God, why is this so confusing? It’s different everywhere, but in NC, mercifully, it’s the same in every county. For most people, you don’t need ID. This is because when you registered to vote, you gave your driver’s license and SS# and both were validated. So you might need to provide those, but not ID. You also don’t need to show your voter card, so if you’re not the filing cabinet type, and it’s in a big pile of papers under an owl knickknack, mixed in with those phone bills you never paid, do not despair. However, it’s trickier if you’re a first-time voter and there was some snafu with your credentials. In this case, you’ll need ID (valid photo and something that shows you live where you do). My best advice, honestly, is when you go to vote on Tuesday, just bring this stuff with you anyway. Just do it! How hard is it – if you have it, just take it with you in case you get hassled.
What if I get hassled at the polls? What if something goes wrong when I vote on Tuesday?
This one I am happy to plug, because the good folks at the UNC School of Law, where I used to work, are again manning the election protection hotline for the entire state. On Election Day, if shiznit seems weird when you vote, try to remember every detail of the shiznit in question and call 1-866-OUR-VOTE. You’ll get someone on the line, a real person, who will take it all down and investigate. I volunteered for the hotline in 2008, and it was an eye-opener and awesome. It’s there all day on Election Day, so if trouble finds you, call it! That number again is 1-866-OUR-VOTE.

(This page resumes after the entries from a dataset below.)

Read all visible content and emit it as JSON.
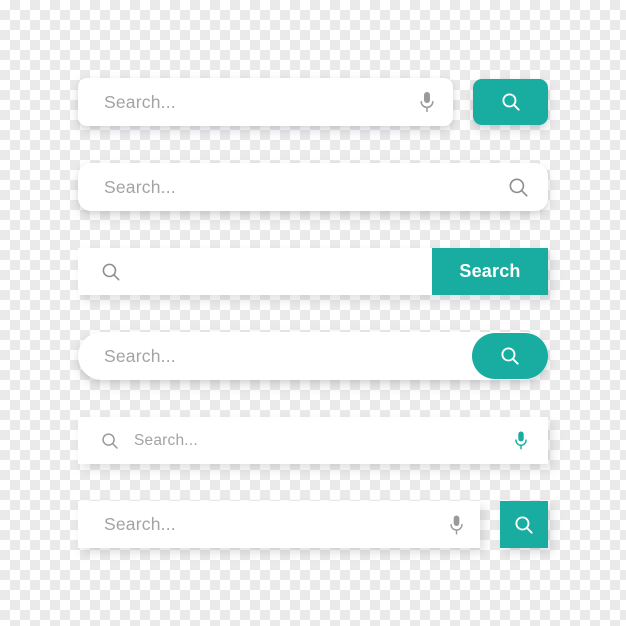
{
  "theme": {
    "accent_color": "#18ada0",
    "field_background": "#ffffff",
    "placeholder_color": "#a3a3a5",
    "icon_gray": "#9a9a9c",
    "canvas_pattern": "transparent-checkerboard"
  },
  "search_bars": [
    {
      "id": "search-bar-1",
      "style": "rounded-field-with-detached-teal-icon-button",
      "placeholder": "Search...",
      "value": "",
      "left_icon": null,
      "right_icon": "microphone-icon",
      "button": {
        "label": "",
        "icon": "search-icon",
        "shape": "rounded-rect",
        "color": "#18ada0"
      }
    },
    {
      "id": "search-bar-2",
      "style": "rounded-field-with-inline-gray-icon",
      "placeholder": "Search...",
      "value": "",
      "left_icon": null,
      "right_icon": "search-icon",
      "button": null
    },
    {
      "id": "search-bar-3",
      "style": "square-field-with-attached-teal-text-button",
      "placeholder": "",
      "value": "",
      "left_icon": "search-icon",
      "right_icon": null,
      "button": {
        "label": "Search",
        "icon": null,
        "shape": "square",
        "color": "#18ada0"
      }
    },
    {
      "id": "search-bar-4",
      "style": "pill-field-with-embedded-teal-pill-button",
      "placeholder": "Search...",
      "value": "",
      "left_icon": null,
      "right_icon": null,
      "button": {
        "label": "",
        "icon": "search-icon",
        "shape": "pill",
        "color": "#18ada0"
      }
    },
    {
      "id": "search-bar-5",
      "style": "square-field-with-left-icon-and-teal-microphone",
      "placeholder": "Search...",
      "value": "",
      "left_icon": "search-icon",
      "right_icon": "microphone-icon",
      "button": null
    },
    {
      "id": "search-bar-6",
      "style": "square-field-with-detached-teal-square-button",
      "placeholder": "Search...",
      "value": "",
      "left_icon": null,
      "right_icon": "microphone-icon",
      "button": {
        "label": "",
        "icon": "search-icon",
        "shape": "square",
        "color": "#18ada0"
      }
    }
  ]
}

Can’t I just vote straight ticket?
Sure, but remember that you have to 1) fill in the president separately – if you vote straight ticket, it will not fill in the presidential race automatically. Don’t ask me why. It’s the same for judges, which are supposed to be non-partisan races, and also for the county referenda. For Orange County, par example, there’s a box for a tax to raise $ for transit, which is not taken care of by straight-party voting. Like a fine cocktail, straight ticket voting will solve many of your problems and may make things easier on you, but it won’t magically solve all your problems, so don’t get caught with your pants down having accidentally not voted for the president, or for judges, or for light rail.
My NC county is conservative. I’m a Democrat, so I might as well not vote for President because it won’t matter. Right?
Wrong! This one I had to look up, though, which is the moment I admit I don’t know everything. I too, must learn. For NC (and all but two states), the Electoral College is winner-take-all by state. It’s a popular vote in NC: the total number of votes for one presidential candidate means all electoral college votes for that state go to the winner. So a Democrat in someplace like Stokes county can help the entire state go for Obama, even if everyone at his Stokes county church votes Romney. Likewise, if you are in Carrboro and are voting Romney and probably not telling a single person you are doing so for fear they will put a hippie hex of some sort on you, fear not – your vote for Romney will go in the big pile with all your cohorts in Stokes county.
If you have other questions, let me know and I’ll make another update tomorrow!